Nekrošius was born in Pažobris village, Raseiniai district municipality, Lithuania on November 21, 1952.


In 1978, Nekrošius graduated from Lunacharsky Institute of Theatre Arts in Moscow. After returning to Lithuania Nekrošius has been working in the Vilnius State Youth Theatre from 1978 until 1979. In 1979, he moved to the Kaunas State Drama Theatre, where he stayed for a year until 1980. 1980, he returned to Vilnius State Youth Theatre, where he staged series of notable plays. In 1998 he founded a theatre Meno fortas (Fortress of Art). From 2012 to 2013, E.Nekrošius worked as an art director in Teatro Olimpico, Vicenza. Just before his sudden death he was working on production of Edipo a Colono by Ruggero Cappuccio which was planned to be shown in Amphitheatre of Pompeii.

Between 1988 and 1992 he worked and staged performances in many countries - Austria, Yugoslavia, Italy, Finland, Israel, Norway, Sweden, Switzerland, and the United States.

Among the features characteristic to his plays are the soothing background music of a repetitive pattern throughout the performance, extensive use of dance and movement and unique props on stage, as well as an employment of natural substances as water, fire, wind, ice and stone. The length of a single performance often exceeds conventional viewing time since Nekrošius favours complex and challenging pieces to stage, such as the Song of Songs or The Seasons by Kristijonas Donelaitis. According to Nekrošius, a production, must not only speak, but it must do so on several levels, using multiple systems of meaning, in concert, to achieve a cumulative, unified effect.[1]


On November 20, 2018, one day shy of his 66th birthday, Nekrošius died in Vilnius, Lithuania after a heart attack at the age of 65.[2]

Notable plays[edit]

Awards and nominations[edit]

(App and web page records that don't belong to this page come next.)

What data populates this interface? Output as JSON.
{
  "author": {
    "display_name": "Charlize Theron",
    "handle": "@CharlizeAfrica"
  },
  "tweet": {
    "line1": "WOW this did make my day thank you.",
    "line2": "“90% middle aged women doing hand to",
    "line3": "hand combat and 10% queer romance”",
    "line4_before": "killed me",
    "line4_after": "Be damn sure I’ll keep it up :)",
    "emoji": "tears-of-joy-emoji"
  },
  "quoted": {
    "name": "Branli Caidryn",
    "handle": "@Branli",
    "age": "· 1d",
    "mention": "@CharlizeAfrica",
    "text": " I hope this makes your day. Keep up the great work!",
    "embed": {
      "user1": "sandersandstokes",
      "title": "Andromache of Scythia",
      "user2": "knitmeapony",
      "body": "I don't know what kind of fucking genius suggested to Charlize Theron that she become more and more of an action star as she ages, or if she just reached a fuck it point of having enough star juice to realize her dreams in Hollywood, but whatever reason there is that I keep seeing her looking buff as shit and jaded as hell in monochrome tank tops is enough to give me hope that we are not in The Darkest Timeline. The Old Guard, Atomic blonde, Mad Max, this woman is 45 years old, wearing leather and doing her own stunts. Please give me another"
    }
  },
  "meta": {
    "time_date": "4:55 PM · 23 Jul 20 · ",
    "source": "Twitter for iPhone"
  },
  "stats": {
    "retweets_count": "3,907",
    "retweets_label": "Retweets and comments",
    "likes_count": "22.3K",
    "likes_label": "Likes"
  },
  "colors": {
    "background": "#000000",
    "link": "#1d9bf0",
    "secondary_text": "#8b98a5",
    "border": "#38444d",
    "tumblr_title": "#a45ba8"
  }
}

Plays by Nekrošius were awarded diplomas of various theatre festivals in Lithuania, Latvia, Estonia, Russia and other countries. Nekrošius is a laureate of numerous state awards.


  • (In Lithuanian) Marcinkevičiūtė, R. (2002). Eimuntas Nekrošius. Vilnius: Scena. ISBN 9789986412205

See also[edit]


  1. ^ Patrick, Chura. "Reclaiming Shakespeare: Eimuntas Nekrošius's Lithuanian Othello". lituanus.org. Retrieved 21 November 2018. Explaining his art, Nekrošius has said that a theater director is required to know how to read the production vertically, like a musical arrangement. A production, Nekrošius believes, must not only speak, but it must do so on several levels, using multiple systems of meaning, in concert, to achieve a cumulative, unified effect. In this play, for example, a powerful musical score develops concurrently with an array of sound effects, extending the range of non-verbal auditory communication from director to audience. Italian critic Valentina Valentini, author of a book-length treatment of Nekrošius's work, has described this characteristic use of sound: In Nekrošius's theater, unspoken means of expression.
  2. ^ "Известный литовский режиссёр Някрошюс умер за сутки до своего дня рождения". Retrieved 2018-11-20.
  3. ^ Jenkins, Ron (19 August 2001). "Theater; A 'Hamlet' in Which Pain Is No Metaphor". nytimes.com. Retrieved 21 November 2018. The inventive use of fire, ice, water and iron is characteristic of Mr. Nekrosius's directing style, particularly in his recent Shakespeare productions. Lithuania, where the director lives and creates his new works with his company, Meno Fortas (Fortress of Art), is a country with a rich history of pagan kings and traditions.
  4. ^ "Скончался великий литовский театральный режиссёр Эймунтас Някрошюс". Retrieved 2018-11-21.
  5. ^ LRT.Italijoje įvertintas režisierius Nekrošius Archived 2008-02-11 at the Wayback Machine. National radio and television of Lithuania, Retrieved on 2008-01-18

External links[edit]